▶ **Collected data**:

======

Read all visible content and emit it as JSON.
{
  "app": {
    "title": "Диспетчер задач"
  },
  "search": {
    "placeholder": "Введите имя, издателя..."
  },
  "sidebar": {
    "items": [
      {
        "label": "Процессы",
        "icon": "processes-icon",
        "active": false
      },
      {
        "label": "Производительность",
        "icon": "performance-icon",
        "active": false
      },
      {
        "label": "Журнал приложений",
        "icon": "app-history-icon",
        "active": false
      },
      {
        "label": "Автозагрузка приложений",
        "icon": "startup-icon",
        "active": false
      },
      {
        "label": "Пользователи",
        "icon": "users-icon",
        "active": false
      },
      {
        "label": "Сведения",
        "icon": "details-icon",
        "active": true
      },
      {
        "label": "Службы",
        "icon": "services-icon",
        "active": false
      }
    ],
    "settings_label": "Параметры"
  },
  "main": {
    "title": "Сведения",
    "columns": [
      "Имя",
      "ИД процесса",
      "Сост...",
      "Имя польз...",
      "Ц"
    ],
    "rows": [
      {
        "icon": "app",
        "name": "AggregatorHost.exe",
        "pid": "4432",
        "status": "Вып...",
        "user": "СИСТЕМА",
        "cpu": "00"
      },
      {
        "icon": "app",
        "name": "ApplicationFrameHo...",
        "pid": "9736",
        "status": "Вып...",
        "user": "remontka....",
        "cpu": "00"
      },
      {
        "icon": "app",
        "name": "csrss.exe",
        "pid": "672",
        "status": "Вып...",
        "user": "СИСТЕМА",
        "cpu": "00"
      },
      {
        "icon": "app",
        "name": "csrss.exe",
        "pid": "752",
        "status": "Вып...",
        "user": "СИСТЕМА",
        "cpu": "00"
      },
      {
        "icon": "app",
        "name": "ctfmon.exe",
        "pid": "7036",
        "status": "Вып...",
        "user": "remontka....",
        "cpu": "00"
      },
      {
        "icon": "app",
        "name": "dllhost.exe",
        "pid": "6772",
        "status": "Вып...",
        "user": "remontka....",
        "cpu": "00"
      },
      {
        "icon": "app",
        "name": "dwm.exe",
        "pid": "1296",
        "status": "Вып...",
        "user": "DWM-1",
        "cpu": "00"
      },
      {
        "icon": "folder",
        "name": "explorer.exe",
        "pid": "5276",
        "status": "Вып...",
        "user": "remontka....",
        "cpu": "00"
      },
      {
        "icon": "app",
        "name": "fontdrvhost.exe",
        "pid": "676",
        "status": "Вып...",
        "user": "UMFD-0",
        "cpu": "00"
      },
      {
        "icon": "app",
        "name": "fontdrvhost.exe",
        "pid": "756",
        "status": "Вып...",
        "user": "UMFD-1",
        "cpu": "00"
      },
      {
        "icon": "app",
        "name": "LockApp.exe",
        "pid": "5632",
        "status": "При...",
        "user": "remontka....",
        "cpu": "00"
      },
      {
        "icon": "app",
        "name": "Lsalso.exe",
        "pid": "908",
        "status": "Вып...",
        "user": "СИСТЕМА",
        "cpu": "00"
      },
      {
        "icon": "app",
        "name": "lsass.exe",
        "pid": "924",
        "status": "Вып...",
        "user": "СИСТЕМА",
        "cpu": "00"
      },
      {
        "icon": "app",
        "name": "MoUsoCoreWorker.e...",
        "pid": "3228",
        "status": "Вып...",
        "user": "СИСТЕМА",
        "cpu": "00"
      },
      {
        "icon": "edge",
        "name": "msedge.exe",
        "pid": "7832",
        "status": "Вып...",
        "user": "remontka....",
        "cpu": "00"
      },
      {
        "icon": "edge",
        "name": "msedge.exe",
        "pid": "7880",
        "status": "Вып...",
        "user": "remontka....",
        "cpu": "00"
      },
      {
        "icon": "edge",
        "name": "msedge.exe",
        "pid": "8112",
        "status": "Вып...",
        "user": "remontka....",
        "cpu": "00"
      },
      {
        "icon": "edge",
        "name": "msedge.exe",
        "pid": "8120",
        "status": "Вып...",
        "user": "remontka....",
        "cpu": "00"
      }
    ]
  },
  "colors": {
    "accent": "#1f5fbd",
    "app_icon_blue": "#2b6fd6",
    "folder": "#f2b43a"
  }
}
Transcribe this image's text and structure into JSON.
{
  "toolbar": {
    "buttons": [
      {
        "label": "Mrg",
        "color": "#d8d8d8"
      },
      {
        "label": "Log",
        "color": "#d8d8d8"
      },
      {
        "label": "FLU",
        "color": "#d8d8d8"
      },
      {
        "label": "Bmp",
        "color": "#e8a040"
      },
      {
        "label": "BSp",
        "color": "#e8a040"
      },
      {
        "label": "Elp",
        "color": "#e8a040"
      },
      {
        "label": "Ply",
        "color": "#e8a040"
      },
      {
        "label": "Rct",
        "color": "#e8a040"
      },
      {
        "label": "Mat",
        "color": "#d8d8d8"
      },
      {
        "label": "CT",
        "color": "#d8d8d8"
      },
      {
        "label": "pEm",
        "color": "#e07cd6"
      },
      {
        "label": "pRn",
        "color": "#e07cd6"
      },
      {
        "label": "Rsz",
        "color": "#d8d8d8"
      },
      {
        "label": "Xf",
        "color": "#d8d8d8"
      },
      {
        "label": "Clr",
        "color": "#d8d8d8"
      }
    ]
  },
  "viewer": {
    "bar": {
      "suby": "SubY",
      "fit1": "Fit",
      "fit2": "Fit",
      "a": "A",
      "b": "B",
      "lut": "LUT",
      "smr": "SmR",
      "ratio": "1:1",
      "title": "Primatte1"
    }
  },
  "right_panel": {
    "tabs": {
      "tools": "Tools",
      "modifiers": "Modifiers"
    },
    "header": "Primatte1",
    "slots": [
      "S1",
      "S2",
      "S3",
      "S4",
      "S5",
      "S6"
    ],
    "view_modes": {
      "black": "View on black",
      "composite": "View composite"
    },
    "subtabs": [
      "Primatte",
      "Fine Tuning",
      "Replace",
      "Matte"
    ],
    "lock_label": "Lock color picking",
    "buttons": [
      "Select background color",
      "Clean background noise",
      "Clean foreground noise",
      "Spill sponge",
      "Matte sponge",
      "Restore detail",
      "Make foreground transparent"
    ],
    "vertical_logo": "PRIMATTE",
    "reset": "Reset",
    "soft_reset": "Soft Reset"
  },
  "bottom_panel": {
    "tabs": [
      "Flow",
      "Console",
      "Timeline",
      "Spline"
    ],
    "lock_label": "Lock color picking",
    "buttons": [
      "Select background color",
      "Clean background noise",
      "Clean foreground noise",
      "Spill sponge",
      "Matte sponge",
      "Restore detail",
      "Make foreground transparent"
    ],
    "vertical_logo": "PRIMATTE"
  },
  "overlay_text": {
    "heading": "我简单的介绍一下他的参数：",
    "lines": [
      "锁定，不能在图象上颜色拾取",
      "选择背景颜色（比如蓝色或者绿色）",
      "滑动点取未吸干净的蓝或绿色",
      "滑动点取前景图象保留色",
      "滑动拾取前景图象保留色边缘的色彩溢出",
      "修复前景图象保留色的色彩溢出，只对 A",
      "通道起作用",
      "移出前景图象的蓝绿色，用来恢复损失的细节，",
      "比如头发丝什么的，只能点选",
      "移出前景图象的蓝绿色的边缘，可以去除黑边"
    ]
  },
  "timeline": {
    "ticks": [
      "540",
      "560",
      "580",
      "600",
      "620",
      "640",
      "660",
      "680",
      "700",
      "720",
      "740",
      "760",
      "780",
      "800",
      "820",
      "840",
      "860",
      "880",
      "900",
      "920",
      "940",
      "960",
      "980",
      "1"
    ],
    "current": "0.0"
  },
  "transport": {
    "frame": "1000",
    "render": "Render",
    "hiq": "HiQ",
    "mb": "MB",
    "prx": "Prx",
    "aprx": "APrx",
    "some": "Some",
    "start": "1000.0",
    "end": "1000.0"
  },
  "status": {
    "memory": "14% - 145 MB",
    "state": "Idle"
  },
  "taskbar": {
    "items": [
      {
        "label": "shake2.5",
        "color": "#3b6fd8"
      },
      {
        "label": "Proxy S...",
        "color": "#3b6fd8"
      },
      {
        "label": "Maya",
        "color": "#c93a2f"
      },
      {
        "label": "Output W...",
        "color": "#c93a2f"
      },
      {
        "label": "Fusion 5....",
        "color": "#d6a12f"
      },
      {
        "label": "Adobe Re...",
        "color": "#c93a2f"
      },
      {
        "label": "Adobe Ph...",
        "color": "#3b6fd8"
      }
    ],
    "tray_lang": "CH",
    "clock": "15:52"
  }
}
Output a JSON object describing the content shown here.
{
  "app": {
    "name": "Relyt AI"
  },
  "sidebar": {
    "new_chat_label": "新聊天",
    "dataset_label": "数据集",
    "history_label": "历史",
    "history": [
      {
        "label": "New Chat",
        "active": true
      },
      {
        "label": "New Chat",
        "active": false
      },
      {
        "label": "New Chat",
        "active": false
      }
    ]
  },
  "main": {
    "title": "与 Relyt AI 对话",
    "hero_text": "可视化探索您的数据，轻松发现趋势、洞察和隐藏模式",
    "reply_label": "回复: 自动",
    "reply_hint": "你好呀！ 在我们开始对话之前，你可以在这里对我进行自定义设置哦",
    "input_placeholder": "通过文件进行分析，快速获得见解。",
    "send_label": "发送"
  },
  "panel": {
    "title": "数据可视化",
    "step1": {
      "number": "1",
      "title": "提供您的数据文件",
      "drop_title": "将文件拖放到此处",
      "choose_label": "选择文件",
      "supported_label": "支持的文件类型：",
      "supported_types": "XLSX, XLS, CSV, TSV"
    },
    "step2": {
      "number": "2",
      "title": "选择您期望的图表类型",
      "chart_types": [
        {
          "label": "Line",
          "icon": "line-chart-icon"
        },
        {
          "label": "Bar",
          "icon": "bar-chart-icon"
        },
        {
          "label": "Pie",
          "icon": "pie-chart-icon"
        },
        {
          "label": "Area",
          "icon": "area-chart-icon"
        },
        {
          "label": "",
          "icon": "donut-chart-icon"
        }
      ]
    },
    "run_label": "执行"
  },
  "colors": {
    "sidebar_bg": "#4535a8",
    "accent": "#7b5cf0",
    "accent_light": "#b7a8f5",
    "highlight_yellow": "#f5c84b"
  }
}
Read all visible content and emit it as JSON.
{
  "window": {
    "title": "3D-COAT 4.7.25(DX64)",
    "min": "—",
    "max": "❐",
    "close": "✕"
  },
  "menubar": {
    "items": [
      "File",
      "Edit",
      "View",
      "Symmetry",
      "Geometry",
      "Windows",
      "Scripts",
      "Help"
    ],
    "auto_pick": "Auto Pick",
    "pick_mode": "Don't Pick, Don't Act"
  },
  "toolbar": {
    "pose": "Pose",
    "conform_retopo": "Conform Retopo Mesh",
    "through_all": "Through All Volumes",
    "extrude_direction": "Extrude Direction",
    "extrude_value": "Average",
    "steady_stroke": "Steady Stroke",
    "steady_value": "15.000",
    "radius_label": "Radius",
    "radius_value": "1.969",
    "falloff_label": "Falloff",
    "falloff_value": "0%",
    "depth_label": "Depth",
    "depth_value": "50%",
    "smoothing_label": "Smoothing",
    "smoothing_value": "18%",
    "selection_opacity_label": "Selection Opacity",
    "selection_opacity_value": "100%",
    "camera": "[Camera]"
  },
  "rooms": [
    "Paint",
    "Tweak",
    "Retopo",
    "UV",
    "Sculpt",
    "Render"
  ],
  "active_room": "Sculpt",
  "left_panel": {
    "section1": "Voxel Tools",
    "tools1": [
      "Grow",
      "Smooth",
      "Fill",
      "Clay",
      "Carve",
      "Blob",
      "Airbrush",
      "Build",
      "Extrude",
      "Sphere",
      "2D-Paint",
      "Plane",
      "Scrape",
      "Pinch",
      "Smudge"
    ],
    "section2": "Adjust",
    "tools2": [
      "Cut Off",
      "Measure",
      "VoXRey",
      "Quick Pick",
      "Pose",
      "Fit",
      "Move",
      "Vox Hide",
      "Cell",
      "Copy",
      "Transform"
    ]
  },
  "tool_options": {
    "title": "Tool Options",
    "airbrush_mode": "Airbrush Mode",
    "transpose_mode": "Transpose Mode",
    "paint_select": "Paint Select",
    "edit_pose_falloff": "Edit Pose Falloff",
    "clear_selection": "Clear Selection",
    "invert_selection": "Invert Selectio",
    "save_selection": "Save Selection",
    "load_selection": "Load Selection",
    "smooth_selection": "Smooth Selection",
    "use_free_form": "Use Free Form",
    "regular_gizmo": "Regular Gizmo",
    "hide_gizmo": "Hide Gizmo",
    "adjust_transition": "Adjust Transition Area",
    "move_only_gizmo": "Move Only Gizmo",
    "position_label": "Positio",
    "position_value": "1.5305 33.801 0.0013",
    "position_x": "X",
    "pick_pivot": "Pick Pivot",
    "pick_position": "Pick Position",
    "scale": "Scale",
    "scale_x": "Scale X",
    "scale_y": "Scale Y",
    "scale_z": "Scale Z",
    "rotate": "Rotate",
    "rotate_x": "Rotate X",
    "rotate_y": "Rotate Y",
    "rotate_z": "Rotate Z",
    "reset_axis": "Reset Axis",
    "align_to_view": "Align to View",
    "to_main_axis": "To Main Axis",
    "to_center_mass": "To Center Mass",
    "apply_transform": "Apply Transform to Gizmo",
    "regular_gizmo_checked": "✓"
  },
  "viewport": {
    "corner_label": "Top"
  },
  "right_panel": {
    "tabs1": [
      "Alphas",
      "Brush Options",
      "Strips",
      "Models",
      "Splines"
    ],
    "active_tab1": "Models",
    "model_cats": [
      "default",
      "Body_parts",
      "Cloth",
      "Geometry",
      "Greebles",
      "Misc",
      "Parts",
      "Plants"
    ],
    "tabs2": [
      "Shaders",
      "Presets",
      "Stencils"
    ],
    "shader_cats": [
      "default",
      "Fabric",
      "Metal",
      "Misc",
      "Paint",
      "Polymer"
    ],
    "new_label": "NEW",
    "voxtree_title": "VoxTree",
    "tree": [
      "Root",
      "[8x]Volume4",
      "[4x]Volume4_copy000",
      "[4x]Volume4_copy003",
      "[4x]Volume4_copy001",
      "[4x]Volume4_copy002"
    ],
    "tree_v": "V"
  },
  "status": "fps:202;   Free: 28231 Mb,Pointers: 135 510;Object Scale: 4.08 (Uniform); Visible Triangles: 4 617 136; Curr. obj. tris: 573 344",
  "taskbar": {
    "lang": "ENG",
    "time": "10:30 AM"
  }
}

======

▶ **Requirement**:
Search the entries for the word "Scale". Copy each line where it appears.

▶ **Response area**:
    "scale": "Scale",
    "scale_x": "Scale X",
    "scale_y": "Scale Y",
    "scale_z": "Scale Z",
  "status": "fps:202;   Free: 28231 Mb,Pointers: 135 510;Object Scale: 4.08 (Uniform); Visible Triangles: 4 617 136; Curr. obj. tris: 573 344",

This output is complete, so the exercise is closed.